§ **Data extracted from a collection**
╔══

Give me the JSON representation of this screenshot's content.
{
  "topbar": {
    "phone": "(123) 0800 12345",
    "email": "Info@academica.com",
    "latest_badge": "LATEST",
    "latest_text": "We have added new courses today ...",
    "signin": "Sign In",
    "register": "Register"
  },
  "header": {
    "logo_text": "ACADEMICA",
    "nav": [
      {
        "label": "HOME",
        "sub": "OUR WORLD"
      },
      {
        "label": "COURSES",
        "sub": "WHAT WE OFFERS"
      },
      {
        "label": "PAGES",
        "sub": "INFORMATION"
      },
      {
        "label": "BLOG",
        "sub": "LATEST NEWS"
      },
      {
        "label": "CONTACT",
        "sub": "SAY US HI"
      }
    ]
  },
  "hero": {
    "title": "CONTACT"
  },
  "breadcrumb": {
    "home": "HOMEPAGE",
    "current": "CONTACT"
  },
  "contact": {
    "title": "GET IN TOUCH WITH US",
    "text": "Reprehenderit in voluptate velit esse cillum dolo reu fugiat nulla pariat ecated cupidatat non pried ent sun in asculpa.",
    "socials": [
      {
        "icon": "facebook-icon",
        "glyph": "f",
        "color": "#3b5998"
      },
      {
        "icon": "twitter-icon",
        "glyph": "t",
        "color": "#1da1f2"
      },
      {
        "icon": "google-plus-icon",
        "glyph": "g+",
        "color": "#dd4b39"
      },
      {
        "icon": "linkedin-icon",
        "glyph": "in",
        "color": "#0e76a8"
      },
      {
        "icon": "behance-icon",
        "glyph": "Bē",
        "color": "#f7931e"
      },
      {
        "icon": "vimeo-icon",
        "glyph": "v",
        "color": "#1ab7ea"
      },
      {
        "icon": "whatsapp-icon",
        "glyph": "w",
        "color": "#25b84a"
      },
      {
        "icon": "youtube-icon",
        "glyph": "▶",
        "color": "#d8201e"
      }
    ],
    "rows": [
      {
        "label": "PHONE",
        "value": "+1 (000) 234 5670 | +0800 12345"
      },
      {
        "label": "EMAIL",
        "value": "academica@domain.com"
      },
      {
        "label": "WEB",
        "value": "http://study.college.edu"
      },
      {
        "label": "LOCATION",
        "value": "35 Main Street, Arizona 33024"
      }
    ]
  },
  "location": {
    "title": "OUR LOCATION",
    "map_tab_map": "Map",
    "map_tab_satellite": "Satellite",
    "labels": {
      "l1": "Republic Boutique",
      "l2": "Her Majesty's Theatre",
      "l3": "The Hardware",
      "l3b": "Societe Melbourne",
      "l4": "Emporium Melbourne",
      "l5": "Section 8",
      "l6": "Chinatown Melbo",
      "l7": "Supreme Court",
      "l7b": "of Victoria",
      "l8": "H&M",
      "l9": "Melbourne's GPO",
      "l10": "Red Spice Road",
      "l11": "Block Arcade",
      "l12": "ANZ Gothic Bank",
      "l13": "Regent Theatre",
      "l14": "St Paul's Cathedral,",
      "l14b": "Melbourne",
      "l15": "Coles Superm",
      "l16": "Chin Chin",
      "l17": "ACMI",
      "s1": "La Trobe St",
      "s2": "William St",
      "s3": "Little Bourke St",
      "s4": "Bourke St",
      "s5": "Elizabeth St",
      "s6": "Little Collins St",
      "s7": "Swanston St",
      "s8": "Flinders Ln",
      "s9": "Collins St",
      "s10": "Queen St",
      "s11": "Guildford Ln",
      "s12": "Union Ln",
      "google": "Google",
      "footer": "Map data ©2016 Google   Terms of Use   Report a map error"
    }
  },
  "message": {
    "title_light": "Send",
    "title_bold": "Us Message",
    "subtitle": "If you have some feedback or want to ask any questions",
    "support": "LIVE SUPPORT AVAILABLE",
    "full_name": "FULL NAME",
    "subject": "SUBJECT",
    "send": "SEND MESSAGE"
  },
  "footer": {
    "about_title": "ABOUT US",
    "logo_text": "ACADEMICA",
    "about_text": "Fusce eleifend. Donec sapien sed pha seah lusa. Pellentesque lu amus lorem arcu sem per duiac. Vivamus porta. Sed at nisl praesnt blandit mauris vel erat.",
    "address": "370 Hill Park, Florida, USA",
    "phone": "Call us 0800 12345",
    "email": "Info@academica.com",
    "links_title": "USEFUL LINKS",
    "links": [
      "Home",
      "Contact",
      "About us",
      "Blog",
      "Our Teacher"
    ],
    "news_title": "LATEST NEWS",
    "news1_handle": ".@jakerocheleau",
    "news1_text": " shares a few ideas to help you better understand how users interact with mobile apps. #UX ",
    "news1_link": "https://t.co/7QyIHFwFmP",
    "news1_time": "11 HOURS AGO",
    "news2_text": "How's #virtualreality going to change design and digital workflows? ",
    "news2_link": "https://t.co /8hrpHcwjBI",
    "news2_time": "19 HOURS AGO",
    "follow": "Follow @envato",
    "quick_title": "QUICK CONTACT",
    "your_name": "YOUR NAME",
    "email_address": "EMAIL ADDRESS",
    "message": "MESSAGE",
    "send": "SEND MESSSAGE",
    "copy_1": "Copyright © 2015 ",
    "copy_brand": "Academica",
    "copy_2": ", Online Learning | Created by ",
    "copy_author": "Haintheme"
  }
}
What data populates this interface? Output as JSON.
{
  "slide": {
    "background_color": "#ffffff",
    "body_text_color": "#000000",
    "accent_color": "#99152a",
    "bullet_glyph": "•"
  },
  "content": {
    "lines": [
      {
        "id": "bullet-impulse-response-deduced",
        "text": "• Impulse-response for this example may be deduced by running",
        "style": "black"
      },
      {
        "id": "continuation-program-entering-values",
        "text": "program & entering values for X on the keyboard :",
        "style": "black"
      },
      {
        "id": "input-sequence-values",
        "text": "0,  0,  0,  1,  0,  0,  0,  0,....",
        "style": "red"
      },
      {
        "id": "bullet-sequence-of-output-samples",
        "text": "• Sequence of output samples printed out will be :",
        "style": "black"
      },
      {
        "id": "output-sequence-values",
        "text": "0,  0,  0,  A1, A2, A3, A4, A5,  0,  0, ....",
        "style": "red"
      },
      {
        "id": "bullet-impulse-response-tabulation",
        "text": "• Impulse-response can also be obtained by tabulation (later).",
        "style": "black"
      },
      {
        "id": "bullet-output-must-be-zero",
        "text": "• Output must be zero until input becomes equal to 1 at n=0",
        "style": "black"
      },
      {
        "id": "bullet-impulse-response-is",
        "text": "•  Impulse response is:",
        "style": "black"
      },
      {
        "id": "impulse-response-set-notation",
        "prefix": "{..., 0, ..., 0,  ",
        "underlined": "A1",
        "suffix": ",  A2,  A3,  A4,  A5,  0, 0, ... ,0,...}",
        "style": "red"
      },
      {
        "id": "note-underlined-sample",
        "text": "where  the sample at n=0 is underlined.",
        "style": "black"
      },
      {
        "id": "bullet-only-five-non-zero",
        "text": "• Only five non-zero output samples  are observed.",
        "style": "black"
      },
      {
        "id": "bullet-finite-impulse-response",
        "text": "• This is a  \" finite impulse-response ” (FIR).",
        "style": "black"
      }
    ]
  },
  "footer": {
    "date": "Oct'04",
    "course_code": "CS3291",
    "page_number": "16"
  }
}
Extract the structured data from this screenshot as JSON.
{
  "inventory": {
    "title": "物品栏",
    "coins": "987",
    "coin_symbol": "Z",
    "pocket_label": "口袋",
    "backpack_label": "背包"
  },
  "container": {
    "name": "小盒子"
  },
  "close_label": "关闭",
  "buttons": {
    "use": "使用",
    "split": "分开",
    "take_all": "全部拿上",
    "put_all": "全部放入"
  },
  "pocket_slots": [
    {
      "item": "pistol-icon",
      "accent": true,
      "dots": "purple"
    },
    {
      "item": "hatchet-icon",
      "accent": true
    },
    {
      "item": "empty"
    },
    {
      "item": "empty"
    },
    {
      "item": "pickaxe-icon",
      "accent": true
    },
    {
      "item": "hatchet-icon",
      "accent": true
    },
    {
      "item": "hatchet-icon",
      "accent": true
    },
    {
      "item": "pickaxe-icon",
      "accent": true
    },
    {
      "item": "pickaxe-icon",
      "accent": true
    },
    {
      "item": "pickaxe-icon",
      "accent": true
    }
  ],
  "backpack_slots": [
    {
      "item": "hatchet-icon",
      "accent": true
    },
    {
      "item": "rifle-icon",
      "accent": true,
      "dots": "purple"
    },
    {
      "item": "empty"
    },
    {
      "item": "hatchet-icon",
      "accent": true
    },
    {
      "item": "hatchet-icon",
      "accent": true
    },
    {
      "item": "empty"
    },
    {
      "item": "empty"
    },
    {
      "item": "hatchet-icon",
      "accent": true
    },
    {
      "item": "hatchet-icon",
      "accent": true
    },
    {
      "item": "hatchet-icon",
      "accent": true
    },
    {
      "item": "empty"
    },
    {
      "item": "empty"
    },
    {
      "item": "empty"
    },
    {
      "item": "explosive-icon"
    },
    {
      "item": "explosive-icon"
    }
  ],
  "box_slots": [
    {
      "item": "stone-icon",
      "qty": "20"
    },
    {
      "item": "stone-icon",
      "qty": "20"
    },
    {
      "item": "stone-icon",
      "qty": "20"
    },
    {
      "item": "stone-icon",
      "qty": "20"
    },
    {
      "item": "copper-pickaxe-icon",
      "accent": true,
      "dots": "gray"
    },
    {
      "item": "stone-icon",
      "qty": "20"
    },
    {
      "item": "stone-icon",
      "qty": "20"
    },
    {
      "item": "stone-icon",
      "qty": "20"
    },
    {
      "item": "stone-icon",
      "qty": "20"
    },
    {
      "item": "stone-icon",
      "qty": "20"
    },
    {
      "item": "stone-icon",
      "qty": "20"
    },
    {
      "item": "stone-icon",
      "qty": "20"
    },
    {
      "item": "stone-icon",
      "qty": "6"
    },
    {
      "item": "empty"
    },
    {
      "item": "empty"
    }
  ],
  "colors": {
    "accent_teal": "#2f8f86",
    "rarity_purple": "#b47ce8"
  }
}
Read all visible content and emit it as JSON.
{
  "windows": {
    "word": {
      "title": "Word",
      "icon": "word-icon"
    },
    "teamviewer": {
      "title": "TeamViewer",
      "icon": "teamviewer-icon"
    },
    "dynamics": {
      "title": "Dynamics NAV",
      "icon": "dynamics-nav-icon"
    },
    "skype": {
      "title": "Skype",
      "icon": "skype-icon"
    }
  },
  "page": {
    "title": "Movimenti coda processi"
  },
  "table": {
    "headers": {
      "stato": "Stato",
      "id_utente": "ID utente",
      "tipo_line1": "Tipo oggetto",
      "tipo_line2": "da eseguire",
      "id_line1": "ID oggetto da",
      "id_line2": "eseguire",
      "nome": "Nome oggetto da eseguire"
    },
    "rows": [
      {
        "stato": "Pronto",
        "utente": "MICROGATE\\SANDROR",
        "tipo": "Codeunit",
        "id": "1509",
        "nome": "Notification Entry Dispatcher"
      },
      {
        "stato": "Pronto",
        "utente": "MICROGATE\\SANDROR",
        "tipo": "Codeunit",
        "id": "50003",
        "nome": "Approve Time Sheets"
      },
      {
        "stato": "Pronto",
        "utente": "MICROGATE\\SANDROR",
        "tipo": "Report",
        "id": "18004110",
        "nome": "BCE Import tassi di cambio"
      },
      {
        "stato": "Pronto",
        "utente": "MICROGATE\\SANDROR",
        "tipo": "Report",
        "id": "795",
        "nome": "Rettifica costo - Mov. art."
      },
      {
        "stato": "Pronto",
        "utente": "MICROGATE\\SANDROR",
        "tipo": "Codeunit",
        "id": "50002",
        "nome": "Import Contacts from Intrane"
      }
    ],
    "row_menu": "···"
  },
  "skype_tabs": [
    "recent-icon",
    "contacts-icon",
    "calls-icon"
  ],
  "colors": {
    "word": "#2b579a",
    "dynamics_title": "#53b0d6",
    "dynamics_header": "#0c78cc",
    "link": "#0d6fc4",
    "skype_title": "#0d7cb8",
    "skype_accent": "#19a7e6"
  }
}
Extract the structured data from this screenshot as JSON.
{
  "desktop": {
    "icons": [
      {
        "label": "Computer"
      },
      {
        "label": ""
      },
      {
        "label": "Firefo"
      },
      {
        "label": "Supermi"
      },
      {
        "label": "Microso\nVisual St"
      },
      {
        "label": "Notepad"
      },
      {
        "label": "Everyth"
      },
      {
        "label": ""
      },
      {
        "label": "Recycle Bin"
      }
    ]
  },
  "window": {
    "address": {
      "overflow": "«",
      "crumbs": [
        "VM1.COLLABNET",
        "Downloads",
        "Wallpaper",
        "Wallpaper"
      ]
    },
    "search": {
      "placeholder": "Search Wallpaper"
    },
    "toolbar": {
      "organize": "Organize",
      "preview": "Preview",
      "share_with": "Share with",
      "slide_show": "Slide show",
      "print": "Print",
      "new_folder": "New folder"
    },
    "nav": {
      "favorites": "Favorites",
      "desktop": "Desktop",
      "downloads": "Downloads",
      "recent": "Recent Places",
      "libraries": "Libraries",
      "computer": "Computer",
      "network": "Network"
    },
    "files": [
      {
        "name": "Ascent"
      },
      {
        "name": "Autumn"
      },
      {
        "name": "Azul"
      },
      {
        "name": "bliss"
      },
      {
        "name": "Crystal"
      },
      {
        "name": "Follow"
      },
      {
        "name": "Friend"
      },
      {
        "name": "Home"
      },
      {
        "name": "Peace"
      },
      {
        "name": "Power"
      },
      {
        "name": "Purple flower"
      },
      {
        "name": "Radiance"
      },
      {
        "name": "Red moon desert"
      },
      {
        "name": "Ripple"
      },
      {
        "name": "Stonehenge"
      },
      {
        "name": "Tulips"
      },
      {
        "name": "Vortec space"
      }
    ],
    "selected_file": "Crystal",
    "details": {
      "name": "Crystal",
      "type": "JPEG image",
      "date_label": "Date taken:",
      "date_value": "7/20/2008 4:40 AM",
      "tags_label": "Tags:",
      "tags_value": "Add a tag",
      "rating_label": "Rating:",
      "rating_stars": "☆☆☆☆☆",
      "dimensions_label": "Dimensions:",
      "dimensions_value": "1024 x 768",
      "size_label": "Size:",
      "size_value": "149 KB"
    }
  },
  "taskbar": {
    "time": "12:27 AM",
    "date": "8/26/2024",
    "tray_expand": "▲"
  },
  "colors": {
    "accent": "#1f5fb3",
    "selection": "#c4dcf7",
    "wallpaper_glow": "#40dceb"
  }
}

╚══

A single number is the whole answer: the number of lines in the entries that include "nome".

§ **Task solution**
6